More real-time results information will be published than ever before, with plans in place for "significantly enhanced" access to information for the public, including smartphone and tablet apps to help spectators and sports fans enjoy the experience even more.
But with such a wide output of data all over the world, security is an inevitable concern. Pennell is understandably reluctant to discuss details of the Olympics' IT security measures, and he insists that so far there is no evidence of any greater cyber threat or hacker attacks as publicity around the Games builds up.
"We keep mission-critical components quite separated from externally facing systems," he says.
"We use a content delivery network to push out data, which makes it hard for us to be hit by a denial of service attack because our front end is highly distributed."
The demands of tech-savvy spectators keen to share their Olympics experience with friends via social media will be a new challenge for 2012, and one the IT team is taking seriously. Pennell has been in talks with the mobile network operators, as well as working with BT to provide open Wi-Fi in the Olympic Park in Stratford.
"We have worked closely with BT and the mobile operators to make sure there is enough infrastructure to provide a good level of service during the Games," he says.
"But there will always be moments when the demand is so huge in sporting events that not everybody can get access."
From here on, the priority is testing the systems that have been designed and built ready for next summer. A series of sporting events to test every aspect of the Games' venues is well underway, with IT testing as part of that.
The biggest test exercise for the IT comes in March and May next year, when technical rehearsals take place, to simulate a wide range of possible problems.
"We will throw hundreds of scenarios at the TOC," says Pennell.
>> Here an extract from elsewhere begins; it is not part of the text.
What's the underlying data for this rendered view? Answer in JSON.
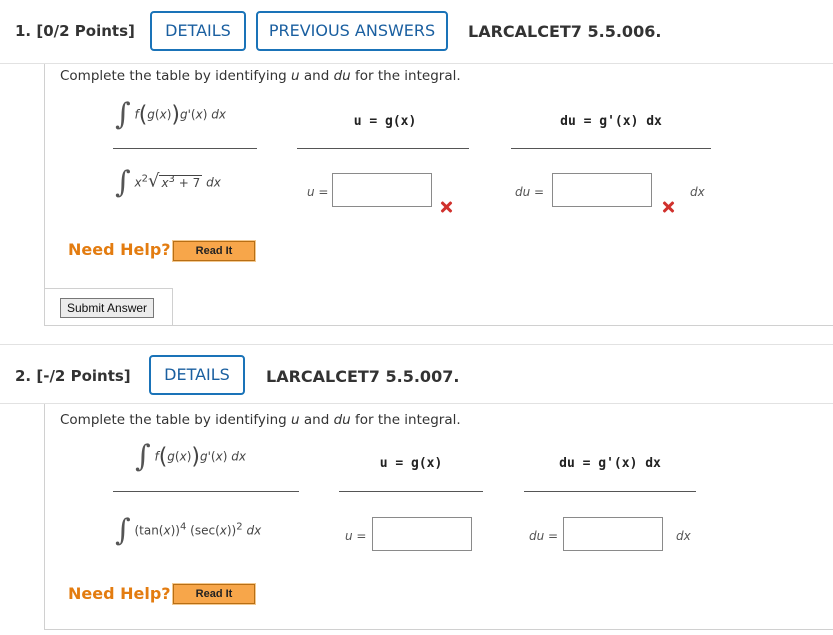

Likely tests include cyber attacks as well as physical attacks, even checking what happens if someone unplugs cables or switches off servers.
Between now and the Opening Ceremony on 27 July, it will be a case of ticking off one milestone after another to get the IT proven and ready for when the eyes of the world will be on London - and the Olympics technology will be central to everyone's enjoyment of the sporting spectacular.
"Broadly things are performing as expected," says Pennell. "We are where we need to be."
Watch a video interview with Gerry Pennell, London 2012 CIO, recorded by Olympics IT supplier Atos: